**Exercise details:**
Using the records below, locate all lines containing "icon" and return them.

Items from an interface collection
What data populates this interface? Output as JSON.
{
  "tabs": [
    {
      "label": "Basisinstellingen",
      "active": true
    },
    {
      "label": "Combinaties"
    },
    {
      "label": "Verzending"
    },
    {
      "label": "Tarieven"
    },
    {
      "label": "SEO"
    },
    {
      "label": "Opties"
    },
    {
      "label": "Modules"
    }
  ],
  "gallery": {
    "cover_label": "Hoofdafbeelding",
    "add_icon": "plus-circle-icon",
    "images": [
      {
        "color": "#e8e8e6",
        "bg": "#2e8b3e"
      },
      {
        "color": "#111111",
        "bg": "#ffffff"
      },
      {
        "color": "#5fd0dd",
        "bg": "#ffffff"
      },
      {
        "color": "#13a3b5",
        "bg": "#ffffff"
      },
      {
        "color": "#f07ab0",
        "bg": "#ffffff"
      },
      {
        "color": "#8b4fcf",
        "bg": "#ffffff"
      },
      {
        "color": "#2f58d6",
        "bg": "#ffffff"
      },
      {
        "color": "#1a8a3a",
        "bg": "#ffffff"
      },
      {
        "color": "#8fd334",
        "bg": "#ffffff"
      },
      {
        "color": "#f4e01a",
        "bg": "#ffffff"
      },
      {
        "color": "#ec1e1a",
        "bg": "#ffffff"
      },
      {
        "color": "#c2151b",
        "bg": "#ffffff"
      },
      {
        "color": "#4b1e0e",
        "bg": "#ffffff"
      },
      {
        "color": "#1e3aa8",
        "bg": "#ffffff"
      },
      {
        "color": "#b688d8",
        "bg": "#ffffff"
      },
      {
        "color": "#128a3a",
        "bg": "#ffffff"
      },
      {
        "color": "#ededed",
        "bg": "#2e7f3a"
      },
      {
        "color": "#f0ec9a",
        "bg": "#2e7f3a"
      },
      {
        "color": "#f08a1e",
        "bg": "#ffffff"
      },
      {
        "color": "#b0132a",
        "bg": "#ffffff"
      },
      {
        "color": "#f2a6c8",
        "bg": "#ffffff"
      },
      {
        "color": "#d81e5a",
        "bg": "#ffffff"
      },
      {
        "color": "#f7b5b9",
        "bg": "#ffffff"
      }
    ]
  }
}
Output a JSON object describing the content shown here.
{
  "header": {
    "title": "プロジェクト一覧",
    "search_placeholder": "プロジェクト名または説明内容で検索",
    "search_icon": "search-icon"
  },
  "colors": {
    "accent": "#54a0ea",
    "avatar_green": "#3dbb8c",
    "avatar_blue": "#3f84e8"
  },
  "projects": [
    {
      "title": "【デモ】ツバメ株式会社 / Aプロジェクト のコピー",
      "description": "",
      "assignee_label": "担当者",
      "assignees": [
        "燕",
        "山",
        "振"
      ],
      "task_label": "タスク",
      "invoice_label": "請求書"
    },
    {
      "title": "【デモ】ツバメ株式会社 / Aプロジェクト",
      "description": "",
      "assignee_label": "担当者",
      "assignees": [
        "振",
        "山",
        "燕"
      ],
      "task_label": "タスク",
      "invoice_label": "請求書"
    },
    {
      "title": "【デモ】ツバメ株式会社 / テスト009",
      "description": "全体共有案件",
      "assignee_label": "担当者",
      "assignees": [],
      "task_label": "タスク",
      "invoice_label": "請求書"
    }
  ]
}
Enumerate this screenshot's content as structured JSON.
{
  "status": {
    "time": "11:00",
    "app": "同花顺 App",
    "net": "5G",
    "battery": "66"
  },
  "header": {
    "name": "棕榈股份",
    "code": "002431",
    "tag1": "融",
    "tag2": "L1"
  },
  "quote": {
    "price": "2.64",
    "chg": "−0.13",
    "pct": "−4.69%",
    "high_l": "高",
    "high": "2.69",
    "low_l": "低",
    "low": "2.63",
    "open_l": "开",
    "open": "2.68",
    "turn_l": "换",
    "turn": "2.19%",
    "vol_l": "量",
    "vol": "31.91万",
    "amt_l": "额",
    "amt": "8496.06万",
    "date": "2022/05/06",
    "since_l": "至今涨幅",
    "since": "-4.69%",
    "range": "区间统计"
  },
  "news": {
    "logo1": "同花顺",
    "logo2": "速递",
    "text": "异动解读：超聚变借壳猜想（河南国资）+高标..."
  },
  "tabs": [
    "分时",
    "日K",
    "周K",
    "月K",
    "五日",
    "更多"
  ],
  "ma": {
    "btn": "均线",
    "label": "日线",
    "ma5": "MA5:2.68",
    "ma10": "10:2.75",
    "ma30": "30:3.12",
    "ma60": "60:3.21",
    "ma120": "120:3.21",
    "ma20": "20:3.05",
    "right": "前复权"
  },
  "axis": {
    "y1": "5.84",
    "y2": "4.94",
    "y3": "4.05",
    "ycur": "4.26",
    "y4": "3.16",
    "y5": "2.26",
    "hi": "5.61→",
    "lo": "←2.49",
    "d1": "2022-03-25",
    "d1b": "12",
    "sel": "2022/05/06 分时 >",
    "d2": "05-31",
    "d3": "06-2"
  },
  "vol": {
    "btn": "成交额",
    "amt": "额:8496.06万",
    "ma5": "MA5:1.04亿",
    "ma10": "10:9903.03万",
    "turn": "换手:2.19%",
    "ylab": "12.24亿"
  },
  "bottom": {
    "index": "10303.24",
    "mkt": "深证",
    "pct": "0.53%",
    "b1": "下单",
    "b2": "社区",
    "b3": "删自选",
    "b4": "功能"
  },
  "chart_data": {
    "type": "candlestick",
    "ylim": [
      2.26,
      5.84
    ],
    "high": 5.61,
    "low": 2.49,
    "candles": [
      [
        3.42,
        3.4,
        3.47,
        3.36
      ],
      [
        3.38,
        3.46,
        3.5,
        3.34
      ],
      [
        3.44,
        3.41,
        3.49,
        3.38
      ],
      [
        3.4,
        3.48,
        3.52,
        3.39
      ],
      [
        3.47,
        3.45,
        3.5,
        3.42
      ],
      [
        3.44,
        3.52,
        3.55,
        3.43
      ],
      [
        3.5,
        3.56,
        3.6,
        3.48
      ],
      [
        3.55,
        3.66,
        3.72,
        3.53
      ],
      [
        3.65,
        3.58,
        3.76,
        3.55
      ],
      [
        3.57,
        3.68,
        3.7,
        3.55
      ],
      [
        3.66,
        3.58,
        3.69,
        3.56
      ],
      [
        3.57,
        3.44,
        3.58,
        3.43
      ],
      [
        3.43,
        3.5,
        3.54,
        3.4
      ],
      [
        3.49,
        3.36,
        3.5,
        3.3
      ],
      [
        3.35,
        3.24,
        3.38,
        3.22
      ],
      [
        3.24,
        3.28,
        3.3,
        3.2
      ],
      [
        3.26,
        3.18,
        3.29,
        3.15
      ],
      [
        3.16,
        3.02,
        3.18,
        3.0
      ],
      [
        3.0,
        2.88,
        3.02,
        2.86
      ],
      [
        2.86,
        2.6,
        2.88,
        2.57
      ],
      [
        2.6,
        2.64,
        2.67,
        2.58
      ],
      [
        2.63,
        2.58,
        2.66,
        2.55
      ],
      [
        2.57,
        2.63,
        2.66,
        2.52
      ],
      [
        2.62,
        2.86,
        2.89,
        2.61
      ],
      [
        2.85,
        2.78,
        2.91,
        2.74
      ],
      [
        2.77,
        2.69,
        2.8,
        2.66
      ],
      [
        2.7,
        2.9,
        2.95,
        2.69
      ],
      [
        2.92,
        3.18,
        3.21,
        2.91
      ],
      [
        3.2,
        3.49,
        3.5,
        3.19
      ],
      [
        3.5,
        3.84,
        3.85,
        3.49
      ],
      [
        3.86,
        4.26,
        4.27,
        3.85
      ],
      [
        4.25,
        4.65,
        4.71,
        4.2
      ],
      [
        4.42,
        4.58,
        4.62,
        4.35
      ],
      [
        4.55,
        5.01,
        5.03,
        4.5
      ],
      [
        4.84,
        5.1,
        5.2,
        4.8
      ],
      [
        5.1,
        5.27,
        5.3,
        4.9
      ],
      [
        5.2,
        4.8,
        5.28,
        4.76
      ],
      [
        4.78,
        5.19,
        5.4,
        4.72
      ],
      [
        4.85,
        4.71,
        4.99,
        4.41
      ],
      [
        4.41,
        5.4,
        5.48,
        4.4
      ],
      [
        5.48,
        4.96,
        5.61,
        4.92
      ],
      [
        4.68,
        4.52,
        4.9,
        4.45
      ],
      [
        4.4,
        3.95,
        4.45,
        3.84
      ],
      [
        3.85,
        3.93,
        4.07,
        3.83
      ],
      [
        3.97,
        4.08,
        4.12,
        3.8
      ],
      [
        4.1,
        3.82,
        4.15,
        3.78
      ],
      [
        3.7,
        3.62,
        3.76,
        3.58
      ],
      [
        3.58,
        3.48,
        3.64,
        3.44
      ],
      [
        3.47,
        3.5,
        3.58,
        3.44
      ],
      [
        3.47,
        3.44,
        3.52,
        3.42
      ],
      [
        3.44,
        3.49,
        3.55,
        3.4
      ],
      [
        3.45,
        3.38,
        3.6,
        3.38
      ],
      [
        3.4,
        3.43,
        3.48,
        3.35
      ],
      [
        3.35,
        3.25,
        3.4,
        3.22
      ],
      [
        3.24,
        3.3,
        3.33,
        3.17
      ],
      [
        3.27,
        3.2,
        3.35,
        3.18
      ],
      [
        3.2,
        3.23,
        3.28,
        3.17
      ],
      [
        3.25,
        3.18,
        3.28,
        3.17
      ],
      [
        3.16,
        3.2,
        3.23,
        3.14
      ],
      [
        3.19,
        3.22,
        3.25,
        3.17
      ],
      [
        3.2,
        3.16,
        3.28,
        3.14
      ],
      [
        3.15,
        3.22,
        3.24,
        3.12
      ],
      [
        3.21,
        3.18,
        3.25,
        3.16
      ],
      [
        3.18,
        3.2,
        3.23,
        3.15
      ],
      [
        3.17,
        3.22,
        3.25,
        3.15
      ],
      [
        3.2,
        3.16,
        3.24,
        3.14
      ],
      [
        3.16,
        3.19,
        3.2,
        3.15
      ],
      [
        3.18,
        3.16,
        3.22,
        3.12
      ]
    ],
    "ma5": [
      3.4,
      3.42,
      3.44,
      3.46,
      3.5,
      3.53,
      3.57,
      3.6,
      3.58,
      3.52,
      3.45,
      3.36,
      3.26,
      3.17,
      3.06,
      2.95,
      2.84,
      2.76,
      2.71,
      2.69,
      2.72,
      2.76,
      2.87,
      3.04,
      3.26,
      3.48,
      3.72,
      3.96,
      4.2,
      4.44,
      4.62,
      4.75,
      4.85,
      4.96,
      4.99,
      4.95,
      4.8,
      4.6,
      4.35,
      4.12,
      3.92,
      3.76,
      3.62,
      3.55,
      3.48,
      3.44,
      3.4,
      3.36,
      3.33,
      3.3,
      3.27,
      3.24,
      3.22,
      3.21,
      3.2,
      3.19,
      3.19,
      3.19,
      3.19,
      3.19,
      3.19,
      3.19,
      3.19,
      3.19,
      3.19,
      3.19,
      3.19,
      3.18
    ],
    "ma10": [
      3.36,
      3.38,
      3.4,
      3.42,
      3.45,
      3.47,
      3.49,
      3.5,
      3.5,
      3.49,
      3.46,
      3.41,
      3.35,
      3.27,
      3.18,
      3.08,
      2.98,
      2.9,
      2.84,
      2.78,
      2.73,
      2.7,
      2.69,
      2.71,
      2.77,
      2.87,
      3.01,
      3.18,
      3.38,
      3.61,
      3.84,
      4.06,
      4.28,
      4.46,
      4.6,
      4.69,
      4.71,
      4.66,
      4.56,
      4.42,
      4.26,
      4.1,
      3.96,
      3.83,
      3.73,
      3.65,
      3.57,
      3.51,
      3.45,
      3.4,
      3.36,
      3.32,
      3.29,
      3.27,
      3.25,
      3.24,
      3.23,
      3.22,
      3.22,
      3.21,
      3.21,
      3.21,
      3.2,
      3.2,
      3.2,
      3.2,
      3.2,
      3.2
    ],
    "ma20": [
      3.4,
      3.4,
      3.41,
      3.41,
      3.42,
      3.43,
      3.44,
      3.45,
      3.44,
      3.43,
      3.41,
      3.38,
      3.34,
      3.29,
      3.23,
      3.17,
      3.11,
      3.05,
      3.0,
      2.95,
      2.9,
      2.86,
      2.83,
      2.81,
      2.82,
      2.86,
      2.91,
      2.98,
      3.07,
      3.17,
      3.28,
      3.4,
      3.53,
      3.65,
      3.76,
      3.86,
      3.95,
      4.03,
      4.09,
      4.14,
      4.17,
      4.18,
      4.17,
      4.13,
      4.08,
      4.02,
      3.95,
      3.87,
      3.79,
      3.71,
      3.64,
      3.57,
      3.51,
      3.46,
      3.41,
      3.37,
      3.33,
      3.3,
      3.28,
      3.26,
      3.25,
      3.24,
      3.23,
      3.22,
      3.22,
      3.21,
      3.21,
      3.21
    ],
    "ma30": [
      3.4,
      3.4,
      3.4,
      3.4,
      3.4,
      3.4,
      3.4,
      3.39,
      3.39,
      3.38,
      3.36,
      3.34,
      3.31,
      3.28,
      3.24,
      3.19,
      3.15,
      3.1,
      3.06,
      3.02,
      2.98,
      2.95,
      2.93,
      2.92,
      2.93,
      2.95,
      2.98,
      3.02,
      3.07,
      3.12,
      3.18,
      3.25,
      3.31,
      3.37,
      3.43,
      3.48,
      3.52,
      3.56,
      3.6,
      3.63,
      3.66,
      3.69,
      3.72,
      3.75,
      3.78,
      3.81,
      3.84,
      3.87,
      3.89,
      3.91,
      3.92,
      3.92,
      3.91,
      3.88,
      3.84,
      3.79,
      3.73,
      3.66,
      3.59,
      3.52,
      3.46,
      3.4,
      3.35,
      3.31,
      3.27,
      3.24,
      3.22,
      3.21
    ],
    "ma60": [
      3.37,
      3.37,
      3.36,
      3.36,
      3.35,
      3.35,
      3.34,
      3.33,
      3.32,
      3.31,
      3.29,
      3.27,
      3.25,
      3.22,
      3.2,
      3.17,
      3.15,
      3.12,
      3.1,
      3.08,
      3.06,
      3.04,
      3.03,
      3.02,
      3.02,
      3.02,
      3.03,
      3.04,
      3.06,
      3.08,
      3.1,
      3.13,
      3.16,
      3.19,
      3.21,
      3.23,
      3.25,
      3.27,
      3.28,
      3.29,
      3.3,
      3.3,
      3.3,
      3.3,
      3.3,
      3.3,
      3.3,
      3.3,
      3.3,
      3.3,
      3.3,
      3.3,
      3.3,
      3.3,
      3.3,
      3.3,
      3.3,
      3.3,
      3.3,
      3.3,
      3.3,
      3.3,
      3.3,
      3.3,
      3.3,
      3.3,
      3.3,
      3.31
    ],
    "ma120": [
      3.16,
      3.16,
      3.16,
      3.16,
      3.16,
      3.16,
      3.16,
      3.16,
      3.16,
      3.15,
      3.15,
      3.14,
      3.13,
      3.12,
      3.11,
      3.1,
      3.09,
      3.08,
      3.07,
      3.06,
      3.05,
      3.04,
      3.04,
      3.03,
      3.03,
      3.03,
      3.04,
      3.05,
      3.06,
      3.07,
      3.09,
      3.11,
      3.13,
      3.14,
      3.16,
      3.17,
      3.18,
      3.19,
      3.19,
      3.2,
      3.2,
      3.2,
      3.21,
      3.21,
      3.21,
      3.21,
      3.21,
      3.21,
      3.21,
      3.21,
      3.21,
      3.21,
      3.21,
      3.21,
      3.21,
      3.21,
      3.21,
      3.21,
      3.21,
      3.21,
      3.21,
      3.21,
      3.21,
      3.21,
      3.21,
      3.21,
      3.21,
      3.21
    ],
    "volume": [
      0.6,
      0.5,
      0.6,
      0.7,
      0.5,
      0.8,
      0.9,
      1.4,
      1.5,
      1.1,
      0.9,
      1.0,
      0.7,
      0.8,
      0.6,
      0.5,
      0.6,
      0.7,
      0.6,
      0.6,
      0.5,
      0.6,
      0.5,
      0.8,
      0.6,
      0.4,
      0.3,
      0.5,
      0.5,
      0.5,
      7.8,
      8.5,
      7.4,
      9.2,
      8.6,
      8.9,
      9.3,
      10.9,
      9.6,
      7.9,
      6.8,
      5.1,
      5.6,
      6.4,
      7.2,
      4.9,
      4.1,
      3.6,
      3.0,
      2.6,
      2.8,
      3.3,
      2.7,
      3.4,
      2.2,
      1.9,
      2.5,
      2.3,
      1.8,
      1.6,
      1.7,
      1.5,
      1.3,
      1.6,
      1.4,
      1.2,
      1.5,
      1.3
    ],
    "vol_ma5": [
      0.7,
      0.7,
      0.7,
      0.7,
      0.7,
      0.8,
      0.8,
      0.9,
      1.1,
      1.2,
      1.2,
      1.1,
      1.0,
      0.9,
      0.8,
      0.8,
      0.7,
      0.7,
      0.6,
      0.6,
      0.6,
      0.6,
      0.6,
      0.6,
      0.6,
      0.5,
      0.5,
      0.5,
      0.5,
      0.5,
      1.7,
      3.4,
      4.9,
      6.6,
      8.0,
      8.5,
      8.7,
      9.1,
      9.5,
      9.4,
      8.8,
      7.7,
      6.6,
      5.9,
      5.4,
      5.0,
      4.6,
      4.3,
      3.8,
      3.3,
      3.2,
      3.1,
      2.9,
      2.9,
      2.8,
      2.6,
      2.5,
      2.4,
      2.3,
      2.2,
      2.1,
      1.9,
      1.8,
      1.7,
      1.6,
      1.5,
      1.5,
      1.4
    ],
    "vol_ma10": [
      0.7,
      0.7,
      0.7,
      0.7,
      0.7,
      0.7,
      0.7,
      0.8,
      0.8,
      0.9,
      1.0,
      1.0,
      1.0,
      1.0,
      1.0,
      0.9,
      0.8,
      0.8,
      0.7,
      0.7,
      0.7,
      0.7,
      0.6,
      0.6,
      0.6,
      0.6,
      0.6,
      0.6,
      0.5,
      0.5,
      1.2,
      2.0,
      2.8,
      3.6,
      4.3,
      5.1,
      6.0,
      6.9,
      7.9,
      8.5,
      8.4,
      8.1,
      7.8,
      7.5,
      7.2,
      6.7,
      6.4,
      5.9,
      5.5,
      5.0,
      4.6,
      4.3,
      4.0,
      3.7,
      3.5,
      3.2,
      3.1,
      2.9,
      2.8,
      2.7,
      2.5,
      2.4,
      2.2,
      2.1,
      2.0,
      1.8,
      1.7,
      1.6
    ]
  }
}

**Response to the exercise:**
    "add_icon": "plus-circle-icon",
    "search_icon": "search-icon"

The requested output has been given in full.